“Young silly girls” that’s how Vladimir Putin’s press secretary Dmitry Peskov referred to Ukrainian Femen movement activists Oxana Shachko, Anna Deda and Irina Fomina. The three were sentenced to 5-12 days jail for appearing topless at an election site during the presidential vote in Russia on Sunday and imitating an attempt to steal the ballot box, which Putin had used to vote earlier in the day.
It was the first time Deda and Fomina had been in jail.
One wouldn’t be able to tell it was Fomina’s first ever protest the night before, when the women gathered to practice in a hostel room overlooking the Moscow river. I had never covered this intimate process of preparation for an act of protest before. Moreover, it was the first time I met the activists, and I barely knew their leader Anna Hutsol. That left me slightly confused.
The day before the elections, Hutsol replied to my request to come and photograph them, saying she would most likely agree. All day long, in my head I was going through pictures of Femen shot by Alessandro Bianchi in Italy, Gleb Garanich in Ukraine, photos that had won at the World Press Photo and POYi, trying to make mine different. My fears about repeating what had been shot already proved groundless, thanks to the interior of the Soviet-style apartment made into a hostel.

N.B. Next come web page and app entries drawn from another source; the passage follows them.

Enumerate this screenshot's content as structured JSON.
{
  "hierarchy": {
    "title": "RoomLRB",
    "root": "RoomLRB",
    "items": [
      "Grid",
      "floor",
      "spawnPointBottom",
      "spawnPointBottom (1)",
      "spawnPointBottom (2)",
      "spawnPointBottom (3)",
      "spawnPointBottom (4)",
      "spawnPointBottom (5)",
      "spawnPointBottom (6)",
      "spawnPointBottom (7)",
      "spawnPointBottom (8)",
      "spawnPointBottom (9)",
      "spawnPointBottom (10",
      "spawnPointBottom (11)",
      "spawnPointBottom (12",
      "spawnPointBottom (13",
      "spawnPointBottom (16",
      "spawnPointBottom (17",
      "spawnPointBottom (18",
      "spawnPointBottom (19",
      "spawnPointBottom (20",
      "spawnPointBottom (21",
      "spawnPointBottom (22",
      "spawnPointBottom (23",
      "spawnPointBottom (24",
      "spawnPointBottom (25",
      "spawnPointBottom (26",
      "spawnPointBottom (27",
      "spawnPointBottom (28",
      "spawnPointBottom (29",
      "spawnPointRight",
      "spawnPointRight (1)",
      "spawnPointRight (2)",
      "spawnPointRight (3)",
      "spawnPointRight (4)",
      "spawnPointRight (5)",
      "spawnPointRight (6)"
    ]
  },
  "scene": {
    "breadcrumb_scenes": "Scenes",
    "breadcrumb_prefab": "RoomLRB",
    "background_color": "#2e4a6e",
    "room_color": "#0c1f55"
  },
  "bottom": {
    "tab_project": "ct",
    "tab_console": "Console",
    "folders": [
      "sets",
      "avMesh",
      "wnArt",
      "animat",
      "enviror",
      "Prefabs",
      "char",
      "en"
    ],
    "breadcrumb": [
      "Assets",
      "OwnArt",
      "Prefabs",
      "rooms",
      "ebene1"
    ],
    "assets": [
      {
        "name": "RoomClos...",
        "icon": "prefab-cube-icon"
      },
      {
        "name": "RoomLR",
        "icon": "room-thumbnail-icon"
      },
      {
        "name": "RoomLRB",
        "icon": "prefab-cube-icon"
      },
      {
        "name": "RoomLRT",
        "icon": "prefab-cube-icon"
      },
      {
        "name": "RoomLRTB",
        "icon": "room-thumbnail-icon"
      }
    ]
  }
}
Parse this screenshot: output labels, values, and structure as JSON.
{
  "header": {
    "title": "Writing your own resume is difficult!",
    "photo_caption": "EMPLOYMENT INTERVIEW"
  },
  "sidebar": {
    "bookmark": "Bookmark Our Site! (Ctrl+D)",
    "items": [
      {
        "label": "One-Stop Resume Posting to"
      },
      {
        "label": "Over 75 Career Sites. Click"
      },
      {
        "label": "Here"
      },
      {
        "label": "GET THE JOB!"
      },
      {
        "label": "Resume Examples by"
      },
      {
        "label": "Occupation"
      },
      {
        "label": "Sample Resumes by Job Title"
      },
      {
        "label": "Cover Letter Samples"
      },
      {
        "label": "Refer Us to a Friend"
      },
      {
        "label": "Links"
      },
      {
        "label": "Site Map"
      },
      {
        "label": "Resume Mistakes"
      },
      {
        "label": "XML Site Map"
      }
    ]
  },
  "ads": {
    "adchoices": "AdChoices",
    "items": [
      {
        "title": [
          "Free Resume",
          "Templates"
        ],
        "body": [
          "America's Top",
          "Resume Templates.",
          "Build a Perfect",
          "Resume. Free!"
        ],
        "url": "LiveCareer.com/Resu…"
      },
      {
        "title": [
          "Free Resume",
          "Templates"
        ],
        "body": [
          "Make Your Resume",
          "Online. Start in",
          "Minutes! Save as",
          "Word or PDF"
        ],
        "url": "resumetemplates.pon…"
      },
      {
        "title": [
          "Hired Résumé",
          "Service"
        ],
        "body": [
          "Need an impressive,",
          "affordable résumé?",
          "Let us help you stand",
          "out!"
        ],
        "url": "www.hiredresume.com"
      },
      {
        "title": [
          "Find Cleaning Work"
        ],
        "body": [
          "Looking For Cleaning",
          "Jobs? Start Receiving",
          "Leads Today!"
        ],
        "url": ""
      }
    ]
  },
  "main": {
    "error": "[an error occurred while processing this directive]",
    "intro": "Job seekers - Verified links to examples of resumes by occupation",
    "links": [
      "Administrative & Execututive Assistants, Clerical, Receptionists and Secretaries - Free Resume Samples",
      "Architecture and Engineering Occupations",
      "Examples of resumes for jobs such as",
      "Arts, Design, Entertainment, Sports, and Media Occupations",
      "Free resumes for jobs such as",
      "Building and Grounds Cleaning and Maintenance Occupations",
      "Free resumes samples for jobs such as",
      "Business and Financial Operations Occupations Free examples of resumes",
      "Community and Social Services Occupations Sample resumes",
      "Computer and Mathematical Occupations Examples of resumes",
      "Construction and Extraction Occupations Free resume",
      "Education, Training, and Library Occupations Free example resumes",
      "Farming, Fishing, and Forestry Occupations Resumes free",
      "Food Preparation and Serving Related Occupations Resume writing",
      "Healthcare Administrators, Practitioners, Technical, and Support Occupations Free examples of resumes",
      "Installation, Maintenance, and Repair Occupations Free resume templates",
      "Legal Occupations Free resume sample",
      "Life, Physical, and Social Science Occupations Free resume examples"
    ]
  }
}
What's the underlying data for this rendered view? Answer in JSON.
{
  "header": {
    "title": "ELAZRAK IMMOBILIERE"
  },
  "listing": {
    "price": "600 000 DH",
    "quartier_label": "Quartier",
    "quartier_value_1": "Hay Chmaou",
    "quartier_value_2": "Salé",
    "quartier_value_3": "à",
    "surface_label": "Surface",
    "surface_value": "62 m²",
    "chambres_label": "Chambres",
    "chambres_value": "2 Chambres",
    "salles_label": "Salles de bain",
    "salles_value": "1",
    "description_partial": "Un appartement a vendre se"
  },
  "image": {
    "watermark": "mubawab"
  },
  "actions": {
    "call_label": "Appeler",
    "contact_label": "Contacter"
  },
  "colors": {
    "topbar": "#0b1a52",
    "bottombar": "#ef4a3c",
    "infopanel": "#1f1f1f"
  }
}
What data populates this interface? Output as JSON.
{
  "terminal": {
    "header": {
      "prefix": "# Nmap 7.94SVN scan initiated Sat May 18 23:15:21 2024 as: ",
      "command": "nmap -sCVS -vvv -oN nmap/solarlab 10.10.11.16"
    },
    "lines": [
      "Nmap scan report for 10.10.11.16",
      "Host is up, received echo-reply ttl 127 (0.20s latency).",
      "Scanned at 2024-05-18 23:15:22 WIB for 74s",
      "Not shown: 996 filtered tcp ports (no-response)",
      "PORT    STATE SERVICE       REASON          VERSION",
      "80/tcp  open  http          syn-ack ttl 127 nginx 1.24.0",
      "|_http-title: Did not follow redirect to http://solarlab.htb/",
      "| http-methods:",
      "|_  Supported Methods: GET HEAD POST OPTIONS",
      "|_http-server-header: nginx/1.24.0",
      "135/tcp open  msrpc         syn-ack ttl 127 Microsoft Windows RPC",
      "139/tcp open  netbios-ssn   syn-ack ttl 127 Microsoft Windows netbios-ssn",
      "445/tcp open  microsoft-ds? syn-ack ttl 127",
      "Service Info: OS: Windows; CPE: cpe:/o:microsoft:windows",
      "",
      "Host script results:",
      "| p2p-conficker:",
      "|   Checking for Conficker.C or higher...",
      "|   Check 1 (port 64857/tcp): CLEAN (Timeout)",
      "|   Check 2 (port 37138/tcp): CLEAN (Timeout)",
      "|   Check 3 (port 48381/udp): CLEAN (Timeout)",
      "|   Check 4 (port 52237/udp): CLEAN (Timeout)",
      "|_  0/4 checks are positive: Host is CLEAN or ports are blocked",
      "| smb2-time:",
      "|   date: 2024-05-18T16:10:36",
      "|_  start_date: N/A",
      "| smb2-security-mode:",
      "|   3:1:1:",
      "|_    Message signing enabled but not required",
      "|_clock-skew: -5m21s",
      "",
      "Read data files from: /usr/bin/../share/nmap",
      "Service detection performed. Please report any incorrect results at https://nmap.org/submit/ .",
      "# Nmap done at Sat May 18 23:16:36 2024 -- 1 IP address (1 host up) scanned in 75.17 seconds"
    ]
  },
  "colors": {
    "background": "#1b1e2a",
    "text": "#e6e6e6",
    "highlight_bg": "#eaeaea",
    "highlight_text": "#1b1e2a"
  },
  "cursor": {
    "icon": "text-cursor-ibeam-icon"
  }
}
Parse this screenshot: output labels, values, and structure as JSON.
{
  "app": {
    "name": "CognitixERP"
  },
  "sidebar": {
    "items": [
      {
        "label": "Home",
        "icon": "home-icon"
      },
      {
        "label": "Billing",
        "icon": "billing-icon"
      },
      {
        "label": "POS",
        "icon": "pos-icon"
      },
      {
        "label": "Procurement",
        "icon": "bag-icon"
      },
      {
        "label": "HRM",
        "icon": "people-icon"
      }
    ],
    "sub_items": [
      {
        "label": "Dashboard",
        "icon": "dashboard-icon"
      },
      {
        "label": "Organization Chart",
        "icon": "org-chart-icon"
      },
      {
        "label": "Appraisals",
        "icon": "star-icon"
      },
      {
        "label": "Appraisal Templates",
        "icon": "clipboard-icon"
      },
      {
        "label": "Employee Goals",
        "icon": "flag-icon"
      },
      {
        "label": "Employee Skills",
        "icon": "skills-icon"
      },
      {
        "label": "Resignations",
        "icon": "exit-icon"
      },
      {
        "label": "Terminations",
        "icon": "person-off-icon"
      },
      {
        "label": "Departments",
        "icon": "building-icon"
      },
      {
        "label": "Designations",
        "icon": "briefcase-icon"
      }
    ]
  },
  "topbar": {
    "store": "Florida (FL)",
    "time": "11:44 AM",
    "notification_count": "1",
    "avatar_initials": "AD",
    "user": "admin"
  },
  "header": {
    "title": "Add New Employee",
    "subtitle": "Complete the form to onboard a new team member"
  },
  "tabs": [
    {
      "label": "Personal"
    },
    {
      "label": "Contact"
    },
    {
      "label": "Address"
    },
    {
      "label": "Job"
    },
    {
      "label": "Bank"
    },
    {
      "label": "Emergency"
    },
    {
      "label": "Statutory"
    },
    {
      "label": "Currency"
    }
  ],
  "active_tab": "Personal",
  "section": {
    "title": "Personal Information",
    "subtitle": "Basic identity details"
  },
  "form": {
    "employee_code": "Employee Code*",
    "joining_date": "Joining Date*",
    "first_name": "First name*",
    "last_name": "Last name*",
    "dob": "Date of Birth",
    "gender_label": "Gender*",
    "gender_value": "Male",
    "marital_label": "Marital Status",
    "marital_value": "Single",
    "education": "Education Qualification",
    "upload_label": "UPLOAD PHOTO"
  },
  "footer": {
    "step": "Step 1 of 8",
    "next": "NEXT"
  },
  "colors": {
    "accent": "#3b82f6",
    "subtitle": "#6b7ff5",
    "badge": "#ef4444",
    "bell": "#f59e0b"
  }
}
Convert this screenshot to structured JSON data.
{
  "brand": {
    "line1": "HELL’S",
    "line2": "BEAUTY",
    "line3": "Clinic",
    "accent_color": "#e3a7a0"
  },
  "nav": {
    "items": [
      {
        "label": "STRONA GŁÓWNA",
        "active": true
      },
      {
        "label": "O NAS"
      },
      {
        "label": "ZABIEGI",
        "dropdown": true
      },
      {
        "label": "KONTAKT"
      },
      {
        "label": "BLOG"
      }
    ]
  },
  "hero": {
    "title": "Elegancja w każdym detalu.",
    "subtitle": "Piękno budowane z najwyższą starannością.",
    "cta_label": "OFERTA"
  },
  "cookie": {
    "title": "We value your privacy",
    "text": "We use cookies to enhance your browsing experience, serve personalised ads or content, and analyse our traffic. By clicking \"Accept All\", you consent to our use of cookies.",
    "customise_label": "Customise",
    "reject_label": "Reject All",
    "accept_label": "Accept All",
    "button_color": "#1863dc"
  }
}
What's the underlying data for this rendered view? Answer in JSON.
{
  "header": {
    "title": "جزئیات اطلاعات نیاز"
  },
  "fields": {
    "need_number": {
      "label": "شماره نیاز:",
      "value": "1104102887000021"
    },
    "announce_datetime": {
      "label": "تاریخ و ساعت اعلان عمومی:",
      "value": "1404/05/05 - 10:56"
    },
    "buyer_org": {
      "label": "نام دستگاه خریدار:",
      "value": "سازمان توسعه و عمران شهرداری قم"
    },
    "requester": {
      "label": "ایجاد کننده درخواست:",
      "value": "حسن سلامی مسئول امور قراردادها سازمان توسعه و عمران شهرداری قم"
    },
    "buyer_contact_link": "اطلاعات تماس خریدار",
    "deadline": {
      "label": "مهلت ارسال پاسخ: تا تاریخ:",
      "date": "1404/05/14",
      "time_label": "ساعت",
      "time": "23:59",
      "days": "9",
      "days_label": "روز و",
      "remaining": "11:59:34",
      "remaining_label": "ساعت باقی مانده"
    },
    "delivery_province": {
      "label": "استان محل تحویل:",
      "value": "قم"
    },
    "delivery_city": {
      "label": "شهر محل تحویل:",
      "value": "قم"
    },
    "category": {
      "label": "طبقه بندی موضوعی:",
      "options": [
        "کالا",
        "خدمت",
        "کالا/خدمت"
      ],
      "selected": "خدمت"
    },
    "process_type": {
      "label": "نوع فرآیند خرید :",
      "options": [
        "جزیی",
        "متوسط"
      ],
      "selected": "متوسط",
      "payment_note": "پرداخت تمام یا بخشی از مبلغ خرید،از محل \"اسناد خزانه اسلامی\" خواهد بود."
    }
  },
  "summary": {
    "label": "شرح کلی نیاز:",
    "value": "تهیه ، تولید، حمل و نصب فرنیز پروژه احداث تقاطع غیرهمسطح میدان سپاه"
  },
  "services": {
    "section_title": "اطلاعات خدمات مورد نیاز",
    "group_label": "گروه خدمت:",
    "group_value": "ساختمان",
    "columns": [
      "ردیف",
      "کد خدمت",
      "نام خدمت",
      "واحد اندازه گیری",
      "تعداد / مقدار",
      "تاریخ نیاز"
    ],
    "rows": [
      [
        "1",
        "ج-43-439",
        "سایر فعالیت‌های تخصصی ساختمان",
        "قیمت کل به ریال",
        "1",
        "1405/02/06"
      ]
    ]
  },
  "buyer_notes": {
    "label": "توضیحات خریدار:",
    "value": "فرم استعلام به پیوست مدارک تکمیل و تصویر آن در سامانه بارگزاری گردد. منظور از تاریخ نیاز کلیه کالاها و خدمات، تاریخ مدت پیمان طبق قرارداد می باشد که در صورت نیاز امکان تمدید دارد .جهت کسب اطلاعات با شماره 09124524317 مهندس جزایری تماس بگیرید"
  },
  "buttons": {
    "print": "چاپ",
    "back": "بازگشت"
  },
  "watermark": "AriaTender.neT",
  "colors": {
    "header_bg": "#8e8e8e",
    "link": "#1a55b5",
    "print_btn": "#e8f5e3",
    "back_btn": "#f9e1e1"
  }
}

Hotsol called me to say the hostel only allowed guests until 23:00. The complicated thing was that the FIS Snowboard World Cup, which I was covering that day, did not end until 21:00. By 21:40, I was at the address Hutsol had sent me. A few male hostel guests lazily sat in front of a TV set in their sweat pants, clueless about what was being prepared next door.
The host, who had no idea about the organization the good-looking young women belonged to, asked them to take photos of themselves in the interiors of the hostel and write a review about it. She wanted to use them for advertisements in the future. We laughed as we found the offer funny given Femen’s growing popularity in Russia and abroad.